◆ **WHAT YOU NEED TO DO**
Please retype the listing below without a single change.

Start of SUPPLIED MATERIAL

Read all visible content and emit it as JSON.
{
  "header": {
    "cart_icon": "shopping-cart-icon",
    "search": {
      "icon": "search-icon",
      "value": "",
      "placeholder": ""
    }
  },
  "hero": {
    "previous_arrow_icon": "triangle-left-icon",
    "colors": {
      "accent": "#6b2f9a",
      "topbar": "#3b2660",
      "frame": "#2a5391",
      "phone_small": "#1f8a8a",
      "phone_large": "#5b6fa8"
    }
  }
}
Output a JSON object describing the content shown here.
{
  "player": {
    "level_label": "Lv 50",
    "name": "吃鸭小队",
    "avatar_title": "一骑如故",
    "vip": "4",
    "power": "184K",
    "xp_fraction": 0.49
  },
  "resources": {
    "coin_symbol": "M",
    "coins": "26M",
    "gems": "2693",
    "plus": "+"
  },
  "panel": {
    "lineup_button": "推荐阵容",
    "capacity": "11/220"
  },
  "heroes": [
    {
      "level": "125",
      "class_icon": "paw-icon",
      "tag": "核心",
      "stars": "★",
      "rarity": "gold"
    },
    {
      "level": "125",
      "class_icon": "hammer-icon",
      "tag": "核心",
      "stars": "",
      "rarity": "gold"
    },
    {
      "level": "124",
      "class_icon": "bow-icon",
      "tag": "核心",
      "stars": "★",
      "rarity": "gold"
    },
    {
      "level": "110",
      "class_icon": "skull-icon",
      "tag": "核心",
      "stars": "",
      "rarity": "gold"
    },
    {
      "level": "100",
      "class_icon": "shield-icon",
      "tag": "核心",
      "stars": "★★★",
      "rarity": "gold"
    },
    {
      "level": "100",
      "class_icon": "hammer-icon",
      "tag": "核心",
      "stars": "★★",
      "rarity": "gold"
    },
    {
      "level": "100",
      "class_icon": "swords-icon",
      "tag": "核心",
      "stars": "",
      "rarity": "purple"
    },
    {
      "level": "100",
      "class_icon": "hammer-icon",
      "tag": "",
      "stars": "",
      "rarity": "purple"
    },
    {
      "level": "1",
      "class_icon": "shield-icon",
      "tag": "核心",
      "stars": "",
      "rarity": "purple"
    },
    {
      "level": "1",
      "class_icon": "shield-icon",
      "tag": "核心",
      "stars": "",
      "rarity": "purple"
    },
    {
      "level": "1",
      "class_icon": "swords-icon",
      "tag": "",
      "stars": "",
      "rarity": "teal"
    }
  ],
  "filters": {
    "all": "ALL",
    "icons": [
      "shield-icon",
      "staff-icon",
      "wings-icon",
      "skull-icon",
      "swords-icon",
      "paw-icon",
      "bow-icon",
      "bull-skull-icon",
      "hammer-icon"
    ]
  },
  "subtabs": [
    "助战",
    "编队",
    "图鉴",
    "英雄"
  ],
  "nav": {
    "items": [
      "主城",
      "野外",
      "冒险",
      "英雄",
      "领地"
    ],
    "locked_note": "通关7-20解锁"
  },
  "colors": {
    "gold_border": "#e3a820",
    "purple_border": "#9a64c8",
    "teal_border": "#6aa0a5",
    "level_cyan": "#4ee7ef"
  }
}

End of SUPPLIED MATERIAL

◆ **TASK RESULT**
Read all visible content and emit it as JSON.
{
  "header": {
    "cart_icon": "shopping-cart-icon",
    "search": {
      "icon": "search-icon",
      "value": "",
      "placeholder": ""
    }
  },
  "hero": {
    "previous_arrow_icon": "triangle-left-icon",
    "colors": {
      "accent": "#6b2f9a",
      "topbar": "#3b2660",
      "frame": "#2a5391",
      "phone_small": "#1f8a8a",
      "phone_large": "#5b6fa8"
    }
  }
}
Output a JSON object describing the content shown here.
{
  "player": {
    "level_label": "Lv 50",
    "name": "吃鸭小队",
    "avatar_title": "一骑如故",
    "vip": "4",
    "power": "184K",
    "xp_fraction": 0.49
  },
  "resources": {
    "coin_symbol": "M",
    "coins": "26M",
    "gems": "2693",
    "plus": "+"
  },
  "panel": {
    "lineup_button": "推荐阵容",
    "capacity": "11/220"
  },
  "heroes": [
    {
      "level": "125",
      "class_icon": "paw-icon",
      "tag": "核心",
      "stars": "★",
      "rarity": "gold"
    },
    {
      "level": "125",
      "class_icon": "hammer-icon",
      "tag": "核心",
      "stars": "",
      "rarity": "gold"
    },
    {
      "level": "124",
      "class_icon": "bow-icon",
      "tag": "核心",
      "stars": "★",
      "rarity": "gold"
    },
    {
      "level": "110",
      "class_icon": "skull-icon",
      "tag": "核心",
      "stars": "",
      "rarity": "gold"
    },
    {
      "level": "100",
      "class_icon": "shield-icon",
      "tag": "核心",
      "stars": "★★★",
      "rarity": "gold"
    },
    {
      "level": "100",
      "class_icon": "hammer-icon",
      "tag": "核心",
      "stars": "★★",
      "rarity": "gold"
    },
    {
      "level": "100",
      "class_icon": "swords-icon",
      "tag": "核心",
      "stars": "",
      "rarity": "purple"
    },
    {
      "level": "100",
      "class_icon": "hammer-icon",
      "tag": "",
      "stars": "",
      "rarity": "purple"
    },
    {
      "level": "1",
      "class_icon": "shield-icon",
      "tag": "核心",
      "stars": "",
      "rarity": "purple"
    },
    {
      "level": "1",
      "class_icon": "shield-icon",
      "tag": "核心",
      "stars": "",
      "rarity": "purple"
    },
    {
      "level": "1",
      "class_icon": "swords-icon",
      "tag": "",
      "stars": "",
      "rarity": "teal"
    }
  ],
  "filters": {
    "all": "ALL",
    "icons": [
      "shield-icon",
      "staff-icon",
      "wings-icon",
      "skull-icon",
      "swords-icon",
      "paw-icon",
      "bow-icon",
      "bull-skull-icon",
      "hammer-icon"
    ]
  },
  "subtabs": [
    "助战",
    "编队",
    "图鉴",
    "英雄"
  ],
  "nav": {
    "items": [
      "主城",
      "野外",
      "冒险",
      "英雄",
      "领地"
    ],
    "locked_note": "通关7-20解锁"
  },
  "colors": {
    "gold_border": "#e3a820",
    "purple_border": "#9a64c8",
    "teal_border": "#6aa0a5",
    "level_cyan": "#4ee7ef"
  }
}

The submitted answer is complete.